- YOUR TASK -
Which lines in the records below include the word "kind"? Report each of them in full.

━━━━━━━━━━━━━━━━

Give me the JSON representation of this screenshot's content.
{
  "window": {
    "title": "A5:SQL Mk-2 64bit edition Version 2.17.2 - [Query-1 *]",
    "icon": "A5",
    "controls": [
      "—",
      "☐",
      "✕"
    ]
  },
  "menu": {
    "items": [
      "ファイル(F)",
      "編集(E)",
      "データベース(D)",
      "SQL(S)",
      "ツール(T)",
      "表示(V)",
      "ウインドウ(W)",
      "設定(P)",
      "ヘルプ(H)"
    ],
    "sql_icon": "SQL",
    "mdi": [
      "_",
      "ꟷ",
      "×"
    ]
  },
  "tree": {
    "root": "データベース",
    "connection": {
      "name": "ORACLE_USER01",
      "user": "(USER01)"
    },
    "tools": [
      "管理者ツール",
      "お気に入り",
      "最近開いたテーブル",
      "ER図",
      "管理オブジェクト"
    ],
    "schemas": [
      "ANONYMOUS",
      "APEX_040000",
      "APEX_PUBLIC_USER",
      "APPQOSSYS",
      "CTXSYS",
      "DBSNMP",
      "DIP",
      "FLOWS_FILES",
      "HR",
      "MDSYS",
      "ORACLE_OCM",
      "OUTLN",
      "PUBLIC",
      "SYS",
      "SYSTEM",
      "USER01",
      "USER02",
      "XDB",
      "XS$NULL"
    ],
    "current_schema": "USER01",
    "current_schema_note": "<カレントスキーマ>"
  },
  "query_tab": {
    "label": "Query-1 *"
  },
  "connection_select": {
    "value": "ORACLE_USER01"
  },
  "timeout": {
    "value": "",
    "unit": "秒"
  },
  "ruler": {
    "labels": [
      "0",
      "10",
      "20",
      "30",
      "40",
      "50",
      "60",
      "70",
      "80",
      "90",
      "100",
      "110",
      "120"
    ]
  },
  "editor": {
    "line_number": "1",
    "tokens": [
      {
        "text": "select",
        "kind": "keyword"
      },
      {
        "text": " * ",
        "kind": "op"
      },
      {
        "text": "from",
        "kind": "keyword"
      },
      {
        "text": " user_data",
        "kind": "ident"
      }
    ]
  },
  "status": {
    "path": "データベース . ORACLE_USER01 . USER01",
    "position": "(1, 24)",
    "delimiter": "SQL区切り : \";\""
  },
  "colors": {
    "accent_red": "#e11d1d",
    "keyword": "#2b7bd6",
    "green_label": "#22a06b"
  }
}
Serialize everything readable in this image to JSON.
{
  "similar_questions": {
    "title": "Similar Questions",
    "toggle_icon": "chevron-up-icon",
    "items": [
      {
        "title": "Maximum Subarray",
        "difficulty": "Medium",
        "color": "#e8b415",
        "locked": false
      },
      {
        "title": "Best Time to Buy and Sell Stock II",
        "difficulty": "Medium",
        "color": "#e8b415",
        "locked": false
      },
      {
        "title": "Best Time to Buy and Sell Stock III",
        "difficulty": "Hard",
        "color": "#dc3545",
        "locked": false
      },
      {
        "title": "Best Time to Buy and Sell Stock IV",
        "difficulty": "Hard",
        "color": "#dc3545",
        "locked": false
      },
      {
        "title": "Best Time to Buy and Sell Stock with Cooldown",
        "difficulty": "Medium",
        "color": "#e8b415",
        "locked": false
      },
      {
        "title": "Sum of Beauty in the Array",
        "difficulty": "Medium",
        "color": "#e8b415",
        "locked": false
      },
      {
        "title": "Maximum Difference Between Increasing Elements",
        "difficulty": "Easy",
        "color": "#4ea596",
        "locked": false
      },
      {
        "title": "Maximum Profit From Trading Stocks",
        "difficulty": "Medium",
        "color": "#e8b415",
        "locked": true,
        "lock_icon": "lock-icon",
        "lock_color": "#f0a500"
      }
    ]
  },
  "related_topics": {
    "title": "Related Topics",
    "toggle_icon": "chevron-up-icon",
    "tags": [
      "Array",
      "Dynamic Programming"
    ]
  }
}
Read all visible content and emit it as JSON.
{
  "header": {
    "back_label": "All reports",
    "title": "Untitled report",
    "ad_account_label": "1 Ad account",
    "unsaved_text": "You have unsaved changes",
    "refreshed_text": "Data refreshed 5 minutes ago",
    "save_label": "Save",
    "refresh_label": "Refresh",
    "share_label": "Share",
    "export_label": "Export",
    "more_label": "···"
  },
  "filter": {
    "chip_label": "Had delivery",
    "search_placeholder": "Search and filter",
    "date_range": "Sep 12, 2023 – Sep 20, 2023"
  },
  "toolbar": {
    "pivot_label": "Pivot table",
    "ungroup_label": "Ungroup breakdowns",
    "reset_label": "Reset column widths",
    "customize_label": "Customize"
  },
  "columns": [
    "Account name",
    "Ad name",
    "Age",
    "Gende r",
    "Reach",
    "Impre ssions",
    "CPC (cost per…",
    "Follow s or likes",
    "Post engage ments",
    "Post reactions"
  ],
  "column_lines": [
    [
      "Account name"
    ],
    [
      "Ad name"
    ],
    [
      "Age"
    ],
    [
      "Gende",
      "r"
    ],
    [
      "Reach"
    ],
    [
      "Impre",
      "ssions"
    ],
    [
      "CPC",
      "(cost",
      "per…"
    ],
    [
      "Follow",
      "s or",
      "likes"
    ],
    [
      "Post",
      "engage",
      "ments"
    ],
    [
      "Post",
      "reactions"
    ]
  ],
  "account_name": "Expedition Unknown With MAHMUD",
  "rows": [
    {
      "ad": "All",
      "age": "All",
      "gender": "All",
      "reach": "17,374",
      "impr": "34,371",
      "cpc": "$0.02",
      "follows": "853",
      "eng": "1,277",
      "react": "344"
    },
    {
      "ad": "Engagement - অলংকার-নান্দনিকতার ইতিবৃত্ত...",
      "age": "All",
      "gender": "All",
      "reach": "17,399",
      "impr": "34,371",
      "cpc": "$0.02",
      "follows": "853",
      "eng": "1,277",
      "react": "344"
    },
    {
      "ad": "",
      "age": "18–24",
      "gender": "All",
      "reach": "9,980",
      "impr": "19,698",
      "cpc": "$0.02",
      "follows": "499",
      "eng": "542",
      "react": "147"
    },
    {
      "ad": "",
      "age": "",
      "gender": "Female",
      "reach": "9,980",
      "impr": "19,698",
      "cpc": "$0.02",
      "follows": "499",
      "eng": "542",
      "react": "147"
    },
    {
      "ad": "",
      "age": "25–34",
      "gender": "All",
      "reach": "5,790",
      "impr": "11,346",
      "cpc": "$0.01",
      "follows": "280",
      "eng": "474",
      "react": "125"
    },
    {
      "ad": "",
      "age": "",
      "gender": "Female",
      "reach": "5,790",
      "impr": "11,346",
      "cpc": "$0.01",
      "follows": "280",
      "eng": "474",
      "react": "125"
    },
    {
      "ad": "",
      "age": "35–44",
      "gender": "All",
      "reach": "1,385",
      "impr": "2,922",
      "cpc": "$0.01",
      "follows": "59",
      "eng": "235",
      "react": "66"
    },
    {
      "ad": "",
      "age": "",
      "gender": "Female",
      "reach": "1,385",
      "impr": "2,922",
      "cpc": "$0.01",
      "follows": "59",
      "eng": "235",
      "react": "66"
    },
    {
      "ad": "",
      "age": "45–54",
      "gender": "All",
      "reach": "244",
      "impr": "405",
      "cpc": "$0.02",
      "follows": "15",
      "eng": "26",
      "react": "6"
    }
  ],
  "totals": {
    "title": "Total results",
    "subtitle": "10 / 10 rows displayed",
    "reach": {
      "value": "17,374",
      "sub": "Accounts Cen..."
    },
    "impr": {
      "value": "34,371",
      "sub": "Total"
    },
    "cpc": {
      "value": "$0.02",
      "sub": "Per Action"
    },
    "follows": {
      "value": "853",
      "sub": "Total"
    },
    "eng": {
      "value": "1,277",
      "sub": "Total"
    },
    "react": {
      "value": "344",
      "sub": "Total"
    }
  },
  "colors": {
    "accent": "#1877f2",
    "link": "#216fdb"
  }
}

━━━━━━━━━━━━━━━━

- SOLUTION FOR THIS EXERCISE -
        "kind": "keyword"
        "kind": "op"
        "kind": "keyword"
        "kind": "ident"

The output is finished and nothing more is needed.